What an overwhelming ten days since the launch of the Asymptote Book Club! We received queries from as far afield as Australia and Canada—so much interest from Canada, in fact, that we decided to open our book club to Canadians four days ago. But why a book club in the first place? some asked. Well, in a nutshell: the idea was to take the important work we have done with our award-winning, free online journal and our Translation Tuesday showcases at the Guardian—that is to say, showcasing the best new writing from around the world, and giving it a physical presence outside of the virtual arena. We also wanted to celebrate (as well as support) the independent publishers who work hard behind the scenes to make world literature possible.

555

What sets your book club apart from others?

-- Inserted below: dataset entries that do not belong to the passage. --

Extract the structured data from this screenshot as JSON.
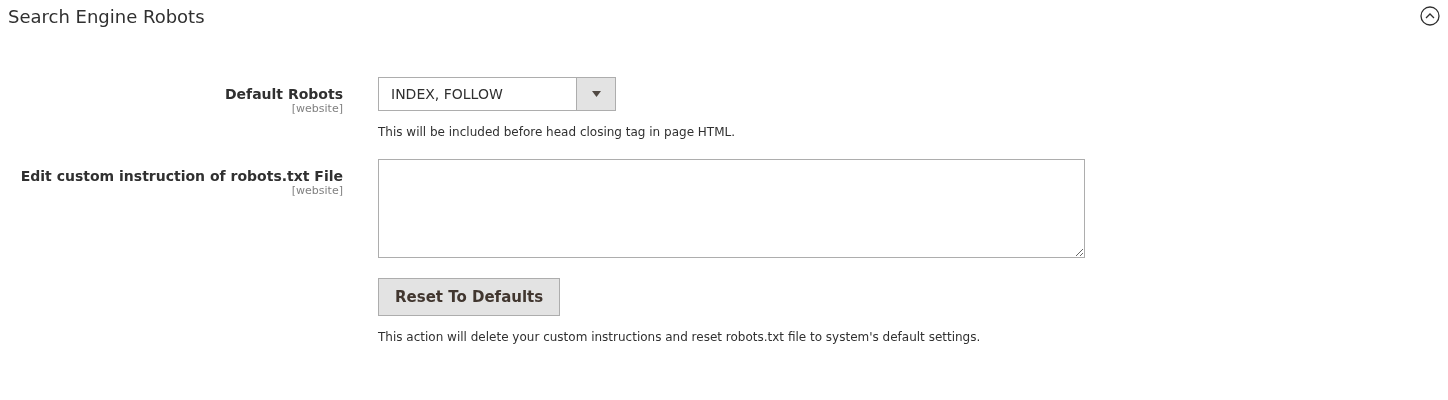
{
  "section": {
    "title": "Search Engine Robots",
    "expanded": true
  },
  "rows": [
    {
      "kind": "select",
      "label": "Default Robots",
      "scope": "[website]",
      "value": "INDEX, FOLLOW",
      "note": "This will be included before head closing tag in page HTML."
    },
    {
      "kind": "textarea",
      "label": "Edit custom instruction of robots.txt File",
      "scope": "[website]"
    },
    {
      "kind": "button",
      "button_label": "Reset To Defaults",
      "note": "This action will delete your custom instructions and reset robots.txt file to system's default settings."
    }
  ]
}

Curation is a big part of what makes the book club special. We have a large team of editors based in six continents to research and pick the best titles available from a wide variety of publishers. Subscribers will receive a brand-new (just published or, in many cases, not even in the bookshops yet), surprise work of fiction delivered to their door each month. This is another thing that distinguishes us from a few other book clubs before us: we choose from new releases only—nothing from a backlist that readers may already have on their bookshelves.

Subscriptions are for three or 12 months (for as little as USD15 a month, shipping included!) and, depending on the package the subscriber picks, they may receive additional perks in the form of Asymptote merchandise and ebooks (see below), but the real focus here is on creating a serious book club for a dedicated reading public. Many subscription services focus as much on the gifts as the books themselves, but we do not see ourselves as experts in tea or socks, so we’re concentrating rather on ensuring our readers get their hands on the most amazing literature we can source, applying the same curatorial instincts that won us a London Book Fair Award in 2015. READ MORE…